I'll finish 2023 with more energy and conviction in this business than ever. But damn, it's been a hard year. Still, there were a bunch of highlights:
- We launched our podcast, Content, Briefly, in February. It's been a ton of fun. We're 36 episodes and 12,000 downloads in as I write this in mid-December.
- I hired a VA which has made my work life SO much better.
- We rolled out a paid version of the Slack community. This was a little painful at the time, but the paid group is thriving and I'm so glad we did it.
- We quietly created a new version of the marketplace. We're on pace to pay freelancers over $1 million in the first 12 months.
- We relaunched the partner program and revitalized that line of business. (That LinkedIn post turned into 10 sales calls!)

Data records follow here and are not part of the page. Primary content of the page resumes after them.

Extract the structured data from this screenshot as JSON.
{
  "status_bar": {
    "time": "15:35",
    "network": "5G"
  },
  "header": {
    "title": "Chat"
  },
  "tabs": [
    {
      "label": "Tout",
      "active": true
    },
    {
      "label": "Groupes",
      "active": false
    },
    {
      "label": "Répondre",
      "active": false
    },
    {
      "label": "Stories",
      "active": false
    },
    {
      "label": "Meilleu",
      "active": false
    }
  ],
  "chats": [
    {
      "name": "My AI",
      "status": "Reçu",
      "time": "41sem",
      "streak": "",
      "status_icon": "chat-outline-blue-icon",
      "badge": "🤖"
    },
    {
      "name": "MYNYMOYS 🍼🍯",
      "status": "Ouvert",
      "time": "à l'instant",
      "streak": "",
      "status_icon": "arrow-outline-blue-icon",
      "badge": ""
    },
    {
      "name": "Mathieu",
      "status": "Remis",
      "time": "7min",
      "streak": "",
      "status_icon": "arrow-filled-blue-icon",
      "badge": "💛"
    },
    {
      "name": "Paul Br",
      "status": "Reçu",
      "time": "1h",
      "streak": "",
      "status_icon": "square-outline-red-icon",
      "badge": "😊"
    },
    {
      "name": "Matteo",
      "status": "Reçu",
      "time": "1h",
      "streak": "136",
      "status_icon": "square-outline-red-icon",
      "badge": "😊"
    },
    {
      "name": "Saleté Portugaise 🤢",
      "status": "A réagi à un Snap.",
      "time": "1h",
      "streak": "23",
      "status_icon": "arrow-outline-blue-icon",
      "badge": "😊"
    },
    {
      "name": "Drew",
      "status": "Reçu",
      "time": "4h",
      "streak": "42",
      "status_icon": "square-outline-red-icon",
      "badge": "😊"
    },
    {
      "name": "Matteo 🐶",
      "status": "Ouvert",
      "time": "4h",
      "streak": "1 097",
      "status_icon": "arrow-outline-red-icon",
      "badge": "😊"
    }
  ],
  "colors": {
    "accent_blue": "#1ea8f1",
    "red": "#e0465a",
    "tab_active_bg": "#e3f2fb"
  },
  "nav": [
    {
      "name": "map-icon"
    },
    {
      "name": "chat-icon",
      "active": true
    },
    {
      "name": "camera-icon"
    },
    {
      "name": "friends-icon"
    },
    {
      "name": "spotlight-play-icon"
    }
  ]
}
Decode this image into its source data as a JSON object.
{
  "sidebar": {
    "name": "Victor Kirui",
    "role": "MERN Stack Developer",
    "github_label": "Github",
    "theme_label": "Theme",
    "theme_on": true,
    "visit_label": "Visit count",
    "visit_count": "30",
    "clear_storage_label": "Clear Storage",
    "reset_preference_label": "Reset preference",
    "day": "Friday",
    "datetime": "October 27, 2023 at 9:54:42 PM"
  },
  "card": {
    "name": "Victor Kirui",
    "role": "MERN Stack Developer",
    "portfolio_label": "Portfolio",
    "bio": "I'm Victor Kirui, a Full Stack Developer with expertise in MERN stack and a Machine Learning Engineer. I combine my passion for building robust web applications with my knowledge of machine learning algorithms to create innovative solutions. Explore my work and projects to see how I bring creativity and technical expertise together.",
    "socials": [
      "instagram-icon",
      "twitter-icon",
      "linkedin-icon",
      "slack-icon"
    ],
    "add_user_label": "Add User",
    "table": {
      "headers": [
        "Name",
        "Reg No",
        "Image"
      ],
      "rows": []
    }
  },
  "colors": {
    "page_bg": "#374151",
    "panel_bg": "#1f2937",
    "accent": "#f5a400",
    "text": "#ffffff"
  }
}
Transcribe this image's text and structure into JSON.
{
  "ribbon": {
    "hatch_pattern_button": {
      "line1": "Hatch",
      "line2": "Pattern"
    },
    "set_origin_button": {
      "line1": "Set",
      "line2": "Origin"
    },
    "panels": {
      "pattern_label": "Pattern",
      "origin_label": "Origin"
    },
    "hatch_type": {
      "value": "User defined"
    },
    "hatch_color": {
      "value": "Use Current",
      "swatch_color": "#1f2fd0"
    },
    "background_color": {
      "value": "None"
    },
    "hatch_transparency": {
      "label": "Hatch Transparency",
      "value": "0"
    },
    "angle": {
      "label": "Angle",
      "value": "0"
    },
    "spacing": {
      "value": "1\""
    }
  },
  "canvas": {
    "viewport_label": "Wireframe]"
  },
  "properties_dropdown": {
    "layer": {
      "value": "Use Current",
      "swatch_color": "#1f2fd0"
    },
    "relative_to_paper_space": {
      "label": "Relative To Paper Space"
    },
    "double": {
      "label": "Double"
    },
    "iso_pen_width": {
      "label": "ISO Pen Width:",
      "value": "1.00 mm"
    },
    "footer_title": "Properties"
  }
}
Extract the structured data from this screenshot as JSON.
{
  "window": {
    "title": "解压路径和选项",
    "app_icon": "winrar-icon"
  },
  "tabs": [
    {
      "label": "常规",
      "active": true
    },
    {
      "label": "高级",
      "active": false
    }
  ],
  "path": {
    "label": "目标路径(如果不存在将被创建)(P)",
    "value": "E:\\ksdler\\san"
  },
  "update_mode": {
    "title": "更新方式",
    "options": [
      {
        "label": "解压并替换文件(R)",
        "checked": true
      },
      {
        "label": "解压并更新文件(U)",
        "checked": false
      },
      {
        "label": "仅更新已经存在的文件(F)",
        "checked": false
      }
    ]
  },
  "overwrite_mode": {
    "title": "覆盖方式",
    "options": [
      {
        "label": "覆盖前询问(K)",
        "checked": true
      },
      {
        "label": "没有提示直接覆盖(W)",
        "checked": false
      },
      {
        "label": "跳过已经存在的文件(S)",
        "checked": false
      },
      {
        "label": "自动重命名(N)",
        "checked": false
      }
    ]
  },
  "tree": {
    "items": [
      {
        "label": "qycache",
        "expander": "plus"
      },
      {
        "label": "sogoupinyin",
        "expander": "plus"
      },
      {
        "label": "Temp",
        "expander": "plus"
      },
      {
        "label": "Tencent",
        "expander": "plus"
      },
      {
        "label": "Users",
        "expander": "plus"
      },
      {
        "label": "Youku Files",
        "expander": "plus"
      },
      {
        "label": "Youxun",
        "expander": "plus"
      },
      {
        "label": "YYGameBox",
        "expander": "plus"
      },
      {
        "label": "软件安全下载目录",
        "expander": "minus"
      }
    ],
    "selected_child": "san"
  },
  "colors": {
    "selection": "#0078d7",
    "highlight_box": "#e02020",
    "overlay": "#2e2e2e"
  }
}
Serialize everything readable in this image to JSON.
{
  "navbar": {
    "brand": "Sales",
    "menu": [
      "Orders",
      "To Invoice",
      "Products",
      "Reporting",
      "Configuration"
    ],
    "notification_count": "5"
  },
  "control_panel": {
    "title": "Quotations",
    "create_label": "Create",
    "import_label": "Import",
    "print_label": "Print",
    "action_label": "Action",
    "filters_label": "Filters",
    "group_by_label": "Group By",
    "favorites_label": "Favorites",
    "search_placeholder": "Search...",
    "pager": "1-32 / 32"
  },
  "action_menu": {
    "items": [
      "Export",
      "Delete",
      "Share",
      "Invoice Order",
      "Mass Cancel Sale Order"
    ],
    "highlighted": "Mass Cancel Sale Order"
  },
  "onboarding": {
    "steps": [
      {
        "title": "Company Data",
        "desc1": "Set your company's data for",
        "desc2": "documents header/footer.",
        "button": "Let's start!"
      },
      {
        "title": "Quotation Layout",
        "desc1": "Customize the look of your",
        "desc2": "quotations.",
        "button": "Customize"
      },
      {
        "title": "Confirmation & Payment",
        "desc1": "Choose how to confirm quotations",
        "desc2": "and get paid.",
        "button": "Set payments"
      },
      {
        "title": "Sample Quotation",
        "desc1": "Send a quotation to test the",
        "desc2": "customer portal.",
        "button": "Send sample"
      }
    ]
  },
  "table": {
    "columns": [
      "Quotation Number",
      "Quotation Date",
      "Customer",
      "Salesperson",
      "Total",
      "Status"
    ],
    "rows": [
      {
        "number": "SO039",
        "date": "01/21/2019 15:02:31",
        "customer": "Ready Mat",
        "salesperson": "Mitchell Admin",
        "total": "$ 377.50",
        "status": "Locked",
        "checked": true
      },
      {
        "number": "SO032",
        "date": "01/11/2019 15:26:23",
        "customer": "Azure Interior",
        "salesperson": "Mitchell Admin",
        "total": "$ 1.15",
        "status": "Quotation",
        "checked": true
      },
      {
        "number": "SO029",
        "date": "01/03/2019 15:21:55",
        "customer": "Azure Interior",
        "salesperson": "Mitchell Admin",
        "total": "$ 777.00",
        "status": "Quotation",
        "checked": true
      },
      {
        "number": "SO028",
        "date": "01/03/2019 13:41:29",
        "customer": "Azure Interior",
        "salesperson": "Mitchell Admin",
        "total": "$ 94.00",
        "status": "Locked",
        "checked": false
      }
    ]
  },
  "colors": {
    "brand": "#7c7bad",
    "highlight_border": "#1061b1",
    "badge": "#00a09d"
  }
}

- On a personal note, I trained for the Leadville 100. I made it 77 miles before missing a time cut-off. I'd finished the race twice before and felt prepared to run a great race. (It was devastating so this part doesn't exactly fit into the highlights section.) Still, it's been a great year of running. In July, I ran three marathons and a 50k solo as part of my training. I spent many hours alone in the mountains (my favorite thing to do!). I also ran the NYC marathon this fall and will finish the year with 1,700+ miles.
- We've helped a lot of people. Every week, I hear from people who found gigs or jobs on Superpath, or met a person who became a mentor, or connected with someone that they ended up getting lunch with, or used our salary report to negotiate a raise. This is the beautiful thing about a community—people find each other and good things happen. Often, I don't even know about it until much later.
Perhaps the most important highlight of 2023 was the chance to do some soul-searching. The business was on the brink earlier this year. I really didn't know if we'd make it. It was tough, but it gave me a chance to think the entire business through from scratch—a freedom I typically wouldn't allow myself.
I recall a few years ago listening to an interview with Lance Armstrong. He described being outed as a doper and all that followed as a terrible experience with one important silver lining—he found out for real who was with him and who wasn't. Anyone still standing was a true friend. Putting aside any feelings about Lance Armstong, 2023 has provided a similar experience for Superpath. It forced me to ask a bunch of really hard questions about the business and myself. What's left is a fired-up founder and a no-BS agenda to fix all the problems that were so blatantly exposed this year. I don't have doubts anymore. I'm not certain all my plans will work, but I'm certain I can assess success or failure, and adjust accordingly. And that is one of the most profound learnings of my career so far.
I'll wrap up the year feeling confident that we're working on the most important projects. I'll also finish 2023 a little humbler, a little more grateful to still be working on Superpath, and with a newly lit fire in me. 2024, here I come.